[[ Listed records open ]]

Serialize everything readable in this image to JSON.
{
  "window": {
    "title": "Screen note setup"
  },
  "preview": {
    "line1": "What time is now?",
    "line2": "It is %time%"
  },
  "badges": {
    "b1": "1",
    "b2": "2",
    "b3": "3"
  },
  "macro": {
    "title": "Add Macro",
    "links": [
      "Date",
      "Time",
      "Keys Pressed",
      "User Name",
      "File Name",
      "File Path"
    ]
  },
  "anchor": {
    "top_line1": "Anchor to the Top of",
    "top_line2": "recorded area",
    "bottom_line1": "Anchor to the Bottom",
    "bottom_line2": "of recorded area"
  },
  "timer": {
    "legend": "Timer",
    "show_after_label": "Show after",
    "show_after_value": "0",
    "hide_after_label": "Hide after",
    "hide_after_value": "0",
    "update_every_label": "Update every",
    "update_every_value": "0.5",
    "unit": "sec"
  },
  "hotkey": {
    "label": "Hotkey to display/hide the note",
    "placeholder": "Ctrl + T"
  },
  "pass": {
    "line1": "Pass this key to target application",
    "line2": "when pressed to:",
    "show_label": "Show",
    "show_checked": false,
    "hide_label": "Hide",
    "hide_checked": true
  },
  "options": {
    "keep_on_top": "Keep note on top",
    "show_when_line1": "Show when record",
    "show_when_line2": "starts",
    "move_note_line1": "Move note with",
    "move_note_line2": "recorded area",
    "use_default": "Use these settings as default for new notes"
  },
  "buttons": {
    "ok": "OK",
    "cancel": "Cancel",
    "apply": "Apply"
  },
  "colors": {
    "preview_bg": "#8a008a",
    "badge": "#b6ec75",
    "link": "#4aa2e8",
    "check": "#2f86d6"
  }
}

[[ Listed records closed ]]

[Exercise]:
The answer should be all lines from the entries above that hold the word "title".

[Response to this task]:
    "title": "Screen note setup"
    "title": "Add Macro",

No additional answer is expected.